Elinor Karlsson is a postdoctoral scientist at the Broad Institute. A member of the Sabeti Lab, Karlsson conducts research that is rooted in recent evolutionary history. By combining tests for natural selection with genome-wide association studies, she aims to identify genes, pathways, and functional variants underlying polygenic diseases, and translate these discoveries into advances in human health care. Karlsson is currently using natural selection and association to find the underlying genetic causes of obsessive-compulsive disorder (using dogs as a model organism) and cholera resistance in humans.
Karlsson has a special interest in using natural selection to identify trait-associated genetic variants in humans and dogs. For her doctoral thesis, she developed new methods for genome-wide association tailored to the unique population structure of the domestic dog.
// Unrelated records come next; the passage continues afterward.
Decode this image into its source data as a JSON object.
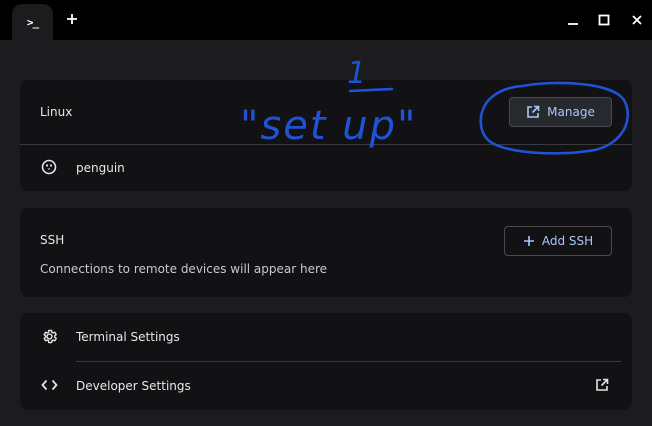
{
  "titlebar": {
    "tab_icon_text": ">_",
    "tab_icon": "terminal-icon",
    "new_tab_icon": "plus-icon",
    "window_controls": [
      "minimize-icon",
      "maximize-icon",
      "close-icon"
    ]
  },
  "linux": {
    "heading": "Linux",
    "manage_label": "Manage",
    "manage_icon": "open-external-icon",
    "container_name": "penguin",
    "container_icon": "penguin-icon"
  },
  "ssh": {
    "heading": "SSH",
    "add_label": "Add SSH",
    "add_icon": "plus-icon",
    "empty_message": "Connections to remote devices will appear here"
  },
  "settings": {
    "terminal_label": "Terminal Settings",
    "terminal_icon": "gear-icon",
    "developer_label": "Developer Settings",
    "developer_icon": "code-brackets-icon",
    "developer_trailing_icon": "open-external-icon"
  },
  "annotation": {
    "number": "1",
    "text": "\"set up\"",
    "ink_color": "#1f53d6"
  },
  "colors": {
    "background": "#1c1c1e",
    "card": "#121214",
    "accent": "#a8c7fa"
  }
}
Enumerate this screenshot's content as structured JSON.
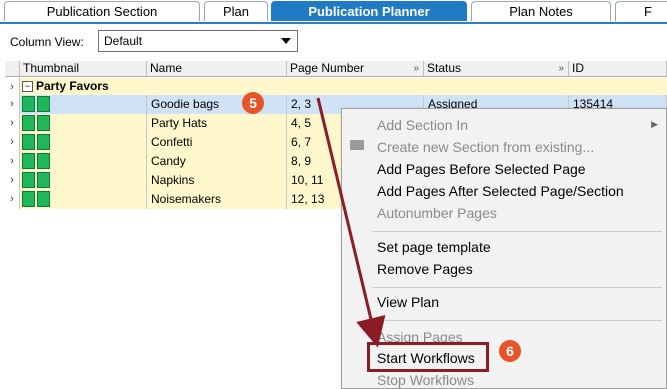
{
  "tabs": [
    {
      "label": "Publication Section",
      "active": false
    },
    {
      "label": "Plan",
      "active": false
    },
    {
      "label": "Publication Planner",
      "active": true
    },
    {
      "label": "Plan Notes",
      "active": false
    },
    {
      "label": "F",
      "active": false
    }
  ],
  "column_view": {
    "label": "Column View:",
    "value": "Default"
  },
  "grid": {
    "headers": [
      "Thumbnail",
      "Name",
      "Page Number",
      "Status",
      "ID"
    ],
    "group": "Party Favors",
    "rows": [
      {
        "name": "Goodie bags",
        "pages": "2, 3",
        "status": "Assigned",
        "id": "135414"
      },
      {
        "name": "Party Hats",
        "pages": "4, 5",
        "status": "",
        "id": ""
      },
      {
        "name": "Confetti",
        "pages": "6, 7",
        "status": "",
        "id": ""
      },
      {
        "name": "Candy",
        "pages": "8, 9",
        "status": "",
        "id": ""
      },
      {
        "name": "Napkins",
        "pages": "10, 11",
        "status": "",
        "id": ""
      },
      {
        "name": "Noisemakers",
        "pages": "12, 13",
        "status": "",
        "id": ""
      }
    ]
  },
  "context_menu": {
    "items": [
      {
        "label": "Add Section In",
        "disabled": true
      },
      {
        "label": "Create new Section from existing...",
        "disabled": true
      },
      {
        "label": "Add Pages Before Selected Page",
        "disabled": false
      },
      {
        "label": "Add Pages After Selected Page/Section",
        "disabled": false
      },
      {
        "label": "Autonumber Pages",
        "disabled": true
      },
      {
        "label": "Set page template",
        "disabled": false
      },
      {
        "label": "Remove Pages",
        "disabled": false
      },
      {
        "label": "View Plan",
        "disabled": false
      },
      {
        "label": "Assign Pages",
        "disabled": true
      },
      {
        "label": "Start Workflows",
        "disabled": false
      },
      {
        "label": "Stop Workflows",
        "disabled": true
      }
    ]
  },
  "callouts": {
    "step5": "5",
    "step6": "6"
  },
  "colors": {
    "accent": "#1f7bc4",
    "highlight_box": "#8b1c26",
    "badge": "#e8542a",
    "thumb": "#1eb85a",
    "row_bg": "#fff8cc",
    "row_selected": "#cfe2f6"
  }
}
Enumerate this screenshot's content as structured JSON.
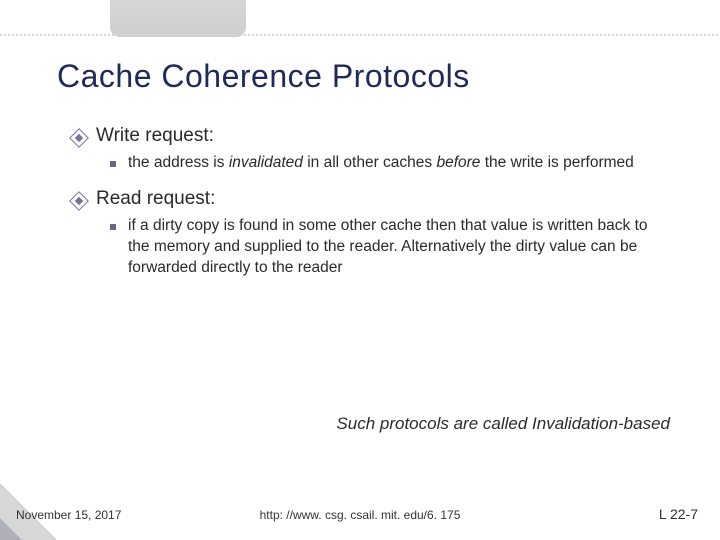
{
  "title": "Cache Coherence Protocols",
  "items": [
    {
      "heading": "Write request:",
      "sub_pre": "the address is ",
      "sub_em1": "invalidated",
      "sub_mid": " in all other caches ",
      "sub_em2": "before",
      "sub_post": " the write is performed"
    },
    {
      "heading": "Read request:",
      "sub_pre": "if a dirty copy is found in some other cache then that value is written back to the memory and supplied to the reader. Alternatively the dirty value can be forwarded directly to the reader",
      "sub_em1": "",
      "sub_mid": "",
      "sub_em2": "",
      "sub_post": ""
    }
  ],
  "tagline": "Such protocols are called Invalidation-based",
  "footer": {
    "date": "November 15, 2017",
    "url": "http: //www. csg. csail. mit. edu/6. 175",
    "page": "L 22-7"
  }
}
This research helped uncover some of the genetic causes of disease in purebred dogs. In addition, she has also analyzed genomic data from mice, cats, sea squirts, microorganisms, and infectious diseases such as malaria, among others.
Karlsson is currently a postdoctoral fellow at Harvard University. In June of 2013, she was awarded the Charles A. King Trust Postdoctoral Fellowship. Karlsson received her B.A. in biochemistry/cell biology from Rice University, and earned her Ph.D. in bioinformatics from Boston University.Last updated date: September 2013